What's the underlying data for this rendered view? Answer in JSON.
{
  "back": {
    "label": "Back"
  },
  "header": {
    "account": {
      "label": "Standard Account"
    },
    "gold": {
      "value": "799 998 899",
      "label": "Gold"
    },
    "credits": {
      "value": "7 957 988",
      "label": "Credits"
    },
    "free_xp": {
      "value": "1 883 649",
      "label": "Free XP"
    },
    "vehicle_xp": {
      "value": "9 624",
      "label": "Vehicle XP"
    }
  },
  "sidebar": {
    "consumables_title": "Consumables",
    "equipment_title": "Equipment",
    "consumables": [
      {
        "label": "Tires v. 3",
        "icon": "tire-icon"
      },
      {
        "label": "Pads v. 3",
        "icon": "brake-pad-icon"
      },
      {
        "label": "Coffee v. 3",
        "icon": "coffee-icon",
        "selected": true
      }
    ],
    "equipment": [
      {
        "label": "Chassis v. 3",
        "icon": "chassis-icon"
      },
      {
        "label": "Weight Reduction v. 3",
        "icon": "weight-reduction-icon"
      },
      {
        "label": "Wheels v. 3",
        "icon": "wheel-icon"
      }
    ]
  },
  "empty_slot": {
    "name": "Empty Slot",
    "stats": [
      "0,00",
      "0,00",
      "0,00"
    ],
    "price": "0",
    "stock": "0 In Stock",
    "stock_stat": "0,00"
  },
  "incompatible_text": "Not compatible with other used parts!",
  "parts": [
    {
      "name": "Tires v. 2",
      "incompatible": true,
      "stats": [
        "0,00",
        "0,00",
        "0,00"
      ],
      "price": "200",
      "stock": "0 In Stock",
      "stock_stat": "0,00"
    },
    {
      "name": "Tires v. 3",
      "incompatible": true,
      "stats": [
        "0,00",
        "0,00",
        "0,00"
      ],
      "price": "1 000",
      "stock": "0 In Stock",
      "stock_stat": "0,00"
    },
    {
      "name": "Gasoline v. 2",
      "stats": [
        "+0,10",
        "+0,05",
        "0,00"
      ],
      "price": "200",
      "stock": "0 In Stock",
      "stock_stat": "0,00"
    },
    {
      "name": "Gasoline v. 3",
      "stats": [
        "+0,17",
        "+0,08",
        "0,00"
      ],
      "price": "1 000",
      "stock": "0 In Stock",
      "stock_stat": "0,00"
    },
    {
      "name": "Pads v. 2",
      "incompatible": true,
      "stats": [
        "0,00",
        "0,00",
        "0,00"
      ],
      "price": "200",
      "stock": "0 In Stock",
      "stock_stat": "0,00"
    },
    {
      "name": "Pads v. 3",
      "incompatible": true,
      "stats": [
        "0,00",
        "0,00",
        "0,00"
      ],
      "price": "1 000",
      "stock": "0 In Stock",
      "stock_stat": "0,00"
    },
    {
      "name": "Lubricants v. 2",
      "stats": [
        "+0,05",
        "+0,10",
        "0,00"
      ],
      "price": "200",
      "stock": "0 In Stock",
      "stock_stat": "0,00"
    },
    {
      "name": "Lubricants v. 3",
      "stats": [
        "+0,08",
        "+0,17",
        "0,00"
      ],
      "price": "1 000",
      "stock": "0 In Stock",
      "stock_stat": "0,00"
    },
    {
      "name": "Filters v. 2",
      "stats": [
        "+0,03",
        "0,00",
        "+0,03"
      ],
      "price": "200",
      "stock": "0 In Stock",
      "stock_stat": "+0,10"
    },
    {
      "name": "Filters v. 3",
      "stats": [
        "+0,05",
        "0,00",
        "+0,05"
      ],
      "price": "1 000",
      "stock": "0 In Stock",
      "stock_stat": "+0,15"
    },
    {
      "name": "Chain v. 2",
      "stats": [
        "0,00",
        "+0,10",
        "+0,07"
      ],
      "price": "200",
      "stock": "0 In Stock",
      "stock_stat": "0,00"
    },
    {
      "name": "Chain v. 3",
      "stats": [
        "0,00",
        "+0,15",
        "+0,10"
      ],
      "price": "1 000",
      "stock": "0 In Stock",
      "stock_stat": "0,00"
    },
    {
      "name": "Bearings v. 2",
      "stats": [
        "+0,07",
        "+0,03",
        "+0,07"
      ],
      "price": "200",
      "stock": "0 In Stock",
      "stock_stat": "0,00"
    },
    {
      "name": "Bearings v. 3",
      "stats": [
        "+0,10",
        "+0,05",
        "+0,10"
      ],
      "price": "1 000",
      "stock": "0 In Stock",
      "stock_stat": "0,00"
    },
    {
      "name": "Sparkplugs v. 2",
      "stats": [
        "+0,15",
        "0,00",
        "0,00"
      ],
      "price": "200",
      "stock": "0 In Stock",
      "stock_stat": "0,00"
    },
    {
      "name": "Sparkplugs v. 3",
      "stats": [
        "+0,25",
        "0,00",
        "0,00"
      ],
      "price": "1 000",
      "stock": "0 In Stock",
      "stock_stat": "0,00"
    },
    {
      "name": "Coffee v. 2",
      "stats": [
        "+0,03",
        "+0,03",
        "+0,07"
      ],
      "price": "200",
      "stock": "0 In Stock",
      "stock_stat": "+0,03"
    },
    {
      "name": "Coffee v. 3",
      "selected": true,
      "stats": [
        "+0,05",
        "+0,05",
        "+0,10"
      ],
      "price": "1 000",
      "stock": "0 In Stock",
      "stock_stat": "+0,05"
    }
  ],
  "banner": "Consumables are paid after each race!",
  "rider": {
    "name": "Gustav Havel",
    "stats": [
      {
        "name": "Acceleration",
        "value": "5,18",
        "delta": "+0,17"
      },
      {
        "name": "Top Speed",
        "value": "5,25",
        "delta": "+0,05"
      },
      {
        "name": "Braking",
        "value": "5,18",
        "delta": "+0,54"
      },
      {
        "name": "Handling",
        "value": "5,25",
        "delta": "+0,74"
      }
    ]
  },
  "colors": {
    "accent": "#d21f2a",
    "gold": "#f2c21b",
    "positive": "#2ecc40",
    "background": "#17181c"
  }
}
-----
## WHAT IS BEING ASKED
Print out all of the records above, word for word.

## YOUR RESPONSE
What's the underlying data for this rendered view? Answer in JSON.
{
  "back": {
    "label": "Back"
  },
  "header": {
    "account": {
      "label": "Standard Account"
    },
    "gold": {
      "value": "799 998 899",
      "label": "Gold"
    },
    "credits": {
      "value": "7 957 988",
      "label": "Credits"
    },
    "free_xp": {
      "value": "1 883 649",
      "label": "Free XP"
    },
    "vehicle_xp": {
      "value": "9 624",
      "label": "Vehicle XP"
    }
  },
  "sidebar": {
    "consumables_title": "Consumables",
    "equipment_title": "Equipment",
    "consumables": [
      {
        "label": "Tires v. 3",
        "icon": "tire-icon"
      },
      {
        "label": "Pads v. 3",
        "icon": "brake-pad-icon"
      },
      {
        "label": "Coffee v. 3",
        "icon": "coffee-icon",
        "selected": true
      }
    ],
    "equipment": [
      {
        "label": "Chassis v. 3",
        "icon": "chassis-icon"
      },
      {
        "label": "Weight Reduction v. 3",
        "icon": "weight-reduction-icon"
      },
      {
        "label": "Wheels v. 3",
        "icon": "wheel-icon"
      }
    ]
  },
  "empty_slot": {
    "name": "Empty Slot",
    "stats": [
      "0,00",
      "0,00",
      "0,00"
    ],
    "price": "0",
    "stock": "0 In Stock",
    "stock_stat": "0,00"
  },
  "incompatible_text": "Not compatible with other used parts!",
  "parts": [
    {
      "name": "Tires v. 2",
      "incompatible": true,
      "stats": [
        "0,00",
        "0,00",
        "0,00"
      ],
      "price": "200",
      "stock": "0 In Stock",
      "stock_stat": "0,00"
    },
    {
      "name": "Tires v. 3",
      "incompatible": true,
      "stats": [
        "0,00",
        "0,00",
        "0,00"
      ],
      "price": "1 000",
      "stock": "0 In Stock",
      "stock_stat": "0,00"
    },
    {
      "name": "Gasoline v. 2",
      "stats": [
        "+0,10",
        "+0,05",
        "0,00"
      ],
      "price": "200",
      "stock": "0 In Stock",
      "stock_stat": "0,00"
    },
    {
      "name": "Gasoline v. 3",
      "stats": [
        "+0,17",
        "+0,08",
        "0,00"
      ],
      "price": "1 000",
      "stock": "0 In Stock",
      "stock_stat": "0,00"
    },
    {
      "name": "Pads v. 2",
      "incompatible": true,
      "stats": [
        "0,00",
        "0,00",
        "0,00"
      ],
      "price": "200",
      "stock": "0 In Stock",
      "stock_stat": "0,00"
    },
    {
      "name": "Pads v. 3",
      "incompatible": true,
      "stats": [
        "0,00",
        "0,00",
        "0,00"
      ],
      "price": "1 000",
      "stock": "0 In Stock",
      "stock_stat": "0,00"
    },
    {
      "name": "Lubricants v. 2",
      "stats": [
        "+0,05",
        "+0,10",
        "0,00"
      ],
      "price": "200",
      "stock": "0 In Stock",
      "stock_stat": "0,00"
    },
    {
      "name": "Lubricants v. 3",
      "stats": [
        "+0,08",
        "+0,17",
        "0,00"
      ],
      "price": "1 000",
      "stock": "0 In Stock",
      "stock_stat": "0,00"
    },
    {
      "name": "Filters v. 2",
      "stats": [
        "+0,03",
        "0,00",
        "+0,03"
      ],
      "price": "200",
      "stock": "0 In Stock",
      "stock_stat": "+0,10"
    },
    {
      "name": "Filters v. 3",
      "stats": [
        "+0,05",
        "0,00",
        "+0,05"
      ],
      "price": "1 000",
      "stock": "0 In Stock",
      "stock_stat": "+0,15"
    },
    {
      "name": "Chain v. 2",
      "stats": [
        "0,00",
        "+0,10",
        "+0,07"
      ],
      "price": "200",
      "stock": "0 In Stock",
      "stock_stat": "0,00"
    },
    {
      "name": "Chain v. 3",
      "stats": [
        "0,00",
        "+0,15",
        "+0,10"
      ],
      "price": "1 000",
      "stock": "0 In Stock",
      "stock_stat": "0,00"
    },
    {
      "name": "Bearings v. 2",
      "stats": [
        "+0,07",
        "+0,03",
        "+0,07"
      ],
      "price": "200",
      "stock": "0 In Stock",
      "stock_stat": "0,00"
    },
    {
      "name": "Bearings v. 3",
      "stats": [
        "+0,10",
        "+0,05",
        "+0,10"
      ],
      "price": "1 000",
      "stock": "0 In Stock",
      "stock_stat": "0,00"
    },
    {
      "name": "Sparkplugs v. 2",
      "stats": [
        "+0,15",
        "0,00",
        "0,00"
      ],
      "price": "200",
      "stock": "0 In Stock",
      "stock_stat": "0,00"
    },
    {
      "name": "Sparkplugs v. 3",
      "stats": [
        "+0,25",
        "0,00",
        "0,00"
      ],
      "price": "1 000",
      "stock": "0 In Stock",
      "stock_stat": "0,00"
    },
    {
      "name": "Coffee v. 2",
      "stats": [
        "+0,03",
        "+0,03",
        "+0,07"
      ],
      "price": "200",
      "stock": "0 In Stock",
      "stock_stat": "+0,03"
    },
    {
      "name": "Coffee v. 3",
      "selected": true,
      "stats": [
        "+0,05",
        "+0,05",
        "+0,10"
      ],
      "price": "1 000",
      "stock": "0 In Stock",
      "stock_stat": "+0,05"
    }
  ],
  "banner": "Consumables are paid after each race!",
  "rider": {
    "name": "Gustav Havel",
    "stats": [
      {
        "name": "Acceleration",
        "value": "5,18",
        "delta": "+0,17"
      },
      {
        "name": "Top Speed",
        "value": "5,25",
        "delta": "+0,05"
      },
      {
        "name": "Braking",
        "value": "5,18",
        "delta": "+0,54"
      },
      {
        "name": "Handling",
        "value": "5,25",
        "delta": "+0,74"
      }
    ]
  },
  "colors": {
    "accent": "#d21f2a",
    "gold": "#f2c21b",
    "positive": "#2ecc40",
    "background": "#17181c"
  }
}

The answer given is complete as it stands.